WHAT THIS TASK INVOLVES: In the listing that follows, count every line with the word "color" in it and write only the total.

*** DATA FOR THIS TASK ***

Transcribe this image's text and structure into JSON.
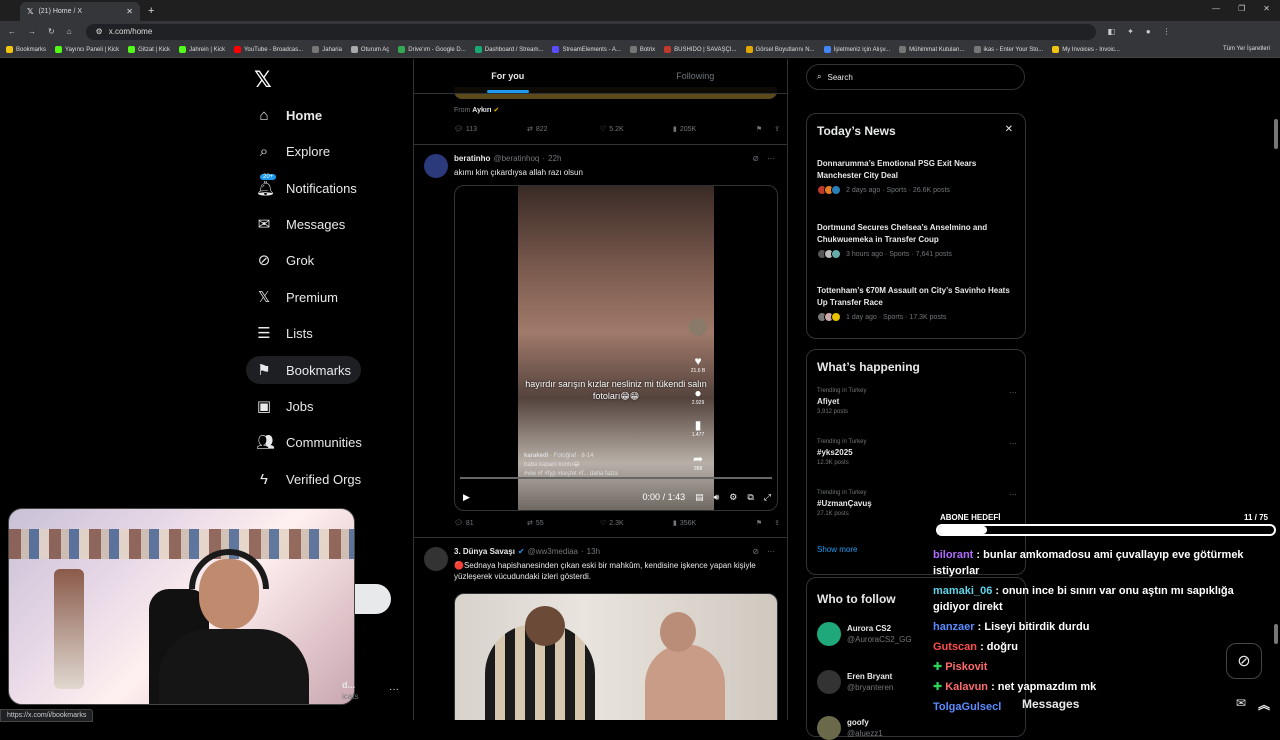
{
  "browser": {
    "tab_title": "(21) Home / X",
    "url": "x.com/home",
    "status_url": "https://x.com/i/bookmarks",
    "bookmarks": [
      "Bookmarks",
      "Yayıncı Paneli | Kick",
      "Gitzat | Kick",
      "Jahrein | Kick",
      "YouTube - Broadcas...",
      "Jaharia",
      "Oturum Aç",
      "Drive'ım - Google D...",
      "Dashboard / Stream...",
      "StreamElements - A...",
      "Botrix",
      "BUSHIDO | SAVAŞÇI...",
      "Görsel Boyutlarını N...",
      "İşletmeniz için Alışv...",
      "Mühimmat Kutuları...",
      "ikas - Enter Your Sto...",
      "My Invoices - Invoic..."
    ],
    "bookmarks_right": "Tüm Yer İşaretleri"
  },
  "nav": {
    "notification_badge": "20+",
    "items": [
      {
        "label": "Home",
        "icon": "home-icon"
      },
      {
        "label": "Explore",
        "icon": "search-icon"
      },
      {
        "label": "Notifications",
        "icon": "bell-icon"
      },
      {
        "label": "Messages",
        "icon": "envelope-icon"
      },
      {
        "label": "Grok",
        "icon": "grok-icon"
      },
      {
        "label": "Premium",
        "icon": "x-icon"
      },
      {
        "label": "Lists",
        "icon": "list-icon"
      },
      {
        "label": "Bookmarks",
        "icon": "bookmark-icon"
      },
      {
        "label": "Jobs",
        "icon": "briefcase-icon"
      },
      {
        "label": "Communities",
        "icon": "people-icon"
      },
      {
        "label": "Verified Orgs",
        "icon": "lightning-icon"
      }
    ],
    "account_name": "d...",
    "account_handle": "icats"
  },
  "feed": {
    "tabs": [
      "For you",
      "Following"
    ],
    "prev": {
      "from_label": "From",
      "from_name": "Aykırı",
      "replies": "113",
      "reposts": "822",
      "likes": "5.2K",
      "views": "205K"
    },
    "tweet1": {
      "name": "beratinho",
      "handle": "@beratinhoq",
      "time": "22h",
      "text": "akımı kim çıkardıysa allah razı olsun",
      "video_caption": "hayırdır sarışın kızlar nesliniz mi tükendi salın fotoları😁😁",
      "video_likes": "21,6 B",
      "video_comments": "2.929",
      "video_saves": "1.477",
      "video_shares": "958",
      "video_user": "karakedi",
      "video_photo": "Fotoğraf",
      "video_date": "8-14",
      "video_desc": "baba kapani kuntu😂",
      "video_tags": "#viw #f #fyp  #keşfet #f... daha fazla",
      "video_time": "0:00 / 1:43",
      "replies": "81",
      "reposts": "55",
      "likes": "2.3K",
      "views": "356K"
    },
    "tweet2": {
      "name": "3. Dünya Savaşı",
      "handle": "@ww3mediaa",
      "time": "13h",
      "text": "🔴Sednaya hapishanesinden çıkan eski bir mahkûm, kendisine işkence yapan kişiyle yüzleşerek vücudundaki izleri gösterdi."
    }
  },
  "right": {
    "search_placeholder": "Search",
    "news_title": "Today’s News",
    "news": [
      {
        "title": "Donnarumma’s Emotional PSG Exit Nears Manchester City Deal",
        "meta": "2 days ago · Sports · 26.6K posts"
      },
      {
        "title": "Dortmund Secures Chelsea’s Anselmino and Chukwuemeka in Transfer Coup",
        "meta": "3 hours ago · Sports · 7,641 posts"
      },
      {
        "title": "Tottenham’s €70M Assault on City’s Savinho Heats Up Transfer Race",
        "meta": "1 day ago · Sports · 17.3K posts"
      }
    ],
    "happening_title": "What’s happening",
    "trends": [
      {
        "sub": "Trending in Turkey",
        "name": "Afiyet",
        "count": "3,912 posts"
      },
      {
        "sub": "Trending in Turkey",
        "name": "#yks2025",
        "count": "12.3K posts"
      },
      {
        "sub": "Trending in Turkey",
        "name": "#UzmanÇavuş",
        "count": "27.1K posts"
      }
    ],
    "show_more": "Show more",
    "wtf_title": "Who to follow",
    "follow": [
      {
        "name": "Aurora CS2",
        "handle": "@AuroraCS2_GG"
      },
      {
        "name": "Eren Bryant",
        "handle": "@bryanteren"
      },
      {
        "name": "goofy",
        "handle": "@aluezz1"
      }
    ]
  },
  "overlay": {
    "goal_label": "ABONE HEDEFİ",
    "goal_count": "11 / 75",
    "goal_fraction": 0.147,
    "chat": [
      {
        "user": "bilorant",
        "color": "#b06cff",
        "text": "bunlar amkomadosu ami çuvallayıp eve götürmek istiyorlar",
        "plus": false
      },
      {
        "user": "mamaki_06",
        "color": "#5fd3e8",
        "text": "onun ince bi sınırı var onu aştın mı sapıklığa gidiyor direkt",
        "plus": false
      },
      {
        "user": "hanzaer",
        "color": "#5a8cff",
        "text": "Liseyi bitirdik durdu",
        "plus": false
      },
      {
        "user": "Gutscan",
        "color": "#ff4d4d",
        "text": "doğru",
        "plus": false
      },
      {
        "user": "Piskovit",
        "color": "#ff6b6b",
        "text": "",
        "plus": true
      },
      {
        "user": "Kalavun",
        "color": "#ff6b6b",
        "text": "net yapmazdım mk",
        "plus": true
      },
      {
        "user": "TolgaGulsecl",
        "color": "#5a8cff",
        "text": "",
        "plus": false
      }
    ],
    "messages_label": "Messages"
  }
}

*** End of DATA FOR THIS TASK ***

EXERCISE SOLUTION: 7